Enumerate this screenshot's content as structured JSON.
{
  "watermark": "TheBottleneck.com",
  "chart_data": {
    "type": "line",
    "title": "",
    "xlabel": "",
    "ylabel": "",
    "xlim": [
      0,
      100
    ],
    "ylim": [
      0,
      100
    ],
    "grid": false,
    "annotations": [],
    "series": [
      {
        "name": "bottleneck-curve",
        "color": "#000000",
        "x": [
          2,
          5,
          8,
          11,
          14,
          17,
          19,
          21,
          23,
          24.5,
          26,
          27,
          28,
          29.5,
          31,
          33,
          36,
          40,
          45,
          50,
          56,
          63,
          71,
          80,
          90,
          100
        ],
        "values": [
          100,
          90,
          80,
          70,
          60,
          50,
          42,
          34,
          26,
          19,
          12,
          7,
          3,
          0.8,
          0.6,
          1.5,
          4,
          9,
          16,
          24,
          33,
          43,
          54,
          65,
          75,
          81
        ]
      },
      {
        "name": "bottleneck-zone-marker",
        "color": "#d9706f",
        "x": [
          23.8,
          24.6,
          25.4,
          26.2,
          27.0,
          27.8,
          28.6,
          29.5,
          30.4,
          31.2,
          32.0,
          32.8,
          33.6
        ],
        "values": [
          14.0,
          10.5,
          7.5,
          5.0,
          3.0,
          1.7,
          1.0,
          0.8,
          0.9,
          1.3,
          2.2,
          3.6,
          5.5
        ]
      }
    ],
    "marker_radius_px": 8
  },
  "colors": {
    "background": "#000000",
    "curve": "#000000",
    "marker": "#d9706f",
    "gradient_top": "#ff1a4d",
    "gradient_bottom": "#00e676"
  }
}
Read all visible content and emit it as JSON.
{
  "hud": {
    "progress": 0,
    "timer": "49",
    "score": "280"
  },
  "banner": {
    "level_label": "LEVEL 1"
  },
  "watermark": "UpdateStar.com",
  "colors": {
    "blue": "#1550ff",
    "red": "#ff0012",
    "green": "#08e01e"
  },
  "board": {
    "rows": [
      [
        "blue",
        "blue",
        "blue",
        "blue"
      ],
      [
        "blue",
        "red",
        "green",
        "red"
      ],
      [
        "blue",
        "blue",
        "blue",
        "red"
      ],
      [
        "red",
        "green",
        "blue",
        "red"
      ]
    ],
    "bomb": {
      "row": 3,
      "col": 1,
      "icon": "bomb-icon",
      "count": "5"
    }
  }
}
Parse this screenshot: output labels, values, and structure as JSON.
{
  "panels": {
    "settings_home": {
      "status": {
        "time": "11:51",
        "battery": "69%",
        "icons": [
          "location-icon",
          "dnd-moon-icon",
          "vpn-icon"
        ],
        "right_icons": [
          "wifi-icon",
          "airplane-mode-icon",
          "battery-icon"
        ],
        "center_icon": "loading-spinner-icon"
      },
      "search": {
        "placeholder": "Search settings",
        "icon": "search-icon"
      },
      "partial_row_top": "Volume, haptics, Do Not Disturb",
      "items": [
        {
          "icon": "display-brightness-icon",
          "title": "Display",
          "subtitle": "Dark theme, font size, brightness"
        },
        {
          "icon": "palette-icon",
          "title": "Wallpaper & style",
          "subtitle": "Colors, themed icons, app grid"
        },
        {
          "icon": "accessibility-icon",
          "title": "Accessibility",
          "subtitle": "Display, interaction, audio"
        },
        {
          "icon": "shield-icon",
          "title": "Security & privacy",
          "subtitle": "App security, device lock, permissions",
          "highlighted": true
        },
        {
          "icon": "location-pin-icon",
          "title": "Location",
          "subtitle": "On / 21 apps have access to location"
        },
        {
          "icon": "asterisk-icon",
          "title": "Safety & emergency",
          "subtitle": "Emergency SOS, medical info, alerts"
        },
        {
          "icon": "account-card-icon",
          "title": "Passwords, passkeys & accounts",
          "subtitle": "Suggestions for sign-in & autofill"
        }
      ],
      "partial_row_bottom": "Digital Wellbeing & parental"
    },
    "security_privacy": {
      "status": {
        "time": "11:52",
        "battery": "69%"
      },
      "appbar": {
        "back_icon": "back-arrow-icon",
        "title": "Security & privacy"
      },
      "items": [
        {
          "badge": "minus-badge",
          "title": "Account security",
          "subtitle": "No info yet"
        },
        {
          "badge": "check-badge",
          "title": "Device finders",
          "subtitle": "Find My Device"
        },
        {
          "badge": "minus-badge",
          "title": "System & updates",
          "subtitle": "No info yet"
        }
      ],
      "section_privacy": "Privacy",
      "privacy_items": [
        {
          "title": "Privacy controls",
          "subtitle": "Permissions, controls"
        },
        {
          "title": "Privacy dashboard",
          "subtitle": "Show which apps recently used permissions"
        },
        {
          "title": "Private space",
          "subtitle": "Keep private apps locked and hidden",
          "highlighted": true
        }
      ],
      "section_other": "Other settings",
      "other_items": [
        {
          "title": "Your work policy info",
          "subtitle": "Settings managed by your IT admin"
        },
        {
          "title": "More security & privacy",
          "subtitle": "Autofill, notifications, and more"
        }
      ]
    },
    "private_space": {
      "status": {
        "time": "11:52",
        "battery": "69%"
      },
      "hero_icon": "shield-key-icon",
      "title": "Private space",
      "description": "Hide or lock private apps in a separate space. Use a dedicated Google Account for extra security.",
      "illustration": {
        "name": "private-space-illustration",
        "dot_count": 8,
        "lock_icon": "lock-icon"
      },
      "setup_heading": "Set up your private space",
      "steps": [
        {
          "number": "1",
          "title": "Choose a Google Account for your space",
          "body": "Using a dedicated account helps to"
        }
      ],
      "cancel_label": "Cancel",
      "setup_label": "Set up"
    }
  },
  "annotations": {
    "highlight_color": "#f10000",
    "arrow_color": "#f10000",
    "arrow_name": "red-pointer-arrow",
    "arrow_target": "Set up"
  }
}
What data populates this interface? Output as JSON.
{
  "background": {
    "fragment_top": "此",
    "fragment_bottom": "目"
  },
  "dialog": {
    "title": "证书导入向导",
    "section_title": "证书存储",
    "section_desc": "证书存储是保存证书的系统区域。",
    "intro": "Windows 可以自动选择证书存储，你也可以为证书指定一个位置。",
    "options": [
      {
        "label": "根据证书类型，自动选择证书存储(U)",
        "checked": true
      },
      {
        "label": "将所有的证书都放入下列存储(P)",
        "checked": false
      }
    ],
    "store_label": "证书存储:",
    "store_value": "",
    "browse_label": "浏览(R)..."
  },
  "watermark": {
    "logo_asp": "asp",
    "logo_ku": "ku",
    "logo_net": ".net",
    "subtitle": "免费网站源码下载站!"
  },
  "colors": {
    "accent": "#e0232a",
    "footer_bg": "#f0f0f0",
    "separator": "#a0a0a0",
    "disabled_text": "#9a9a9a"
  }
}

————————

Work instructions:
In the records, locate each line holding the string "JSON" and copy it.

Solution to the problem:
Enumerate this screenshot's content as structured JSON.
Read all visible content and emit it as JSON.
Parse this screenshot: output labels, values, and structure as JSON.
What data populates this interface? Output as JSON.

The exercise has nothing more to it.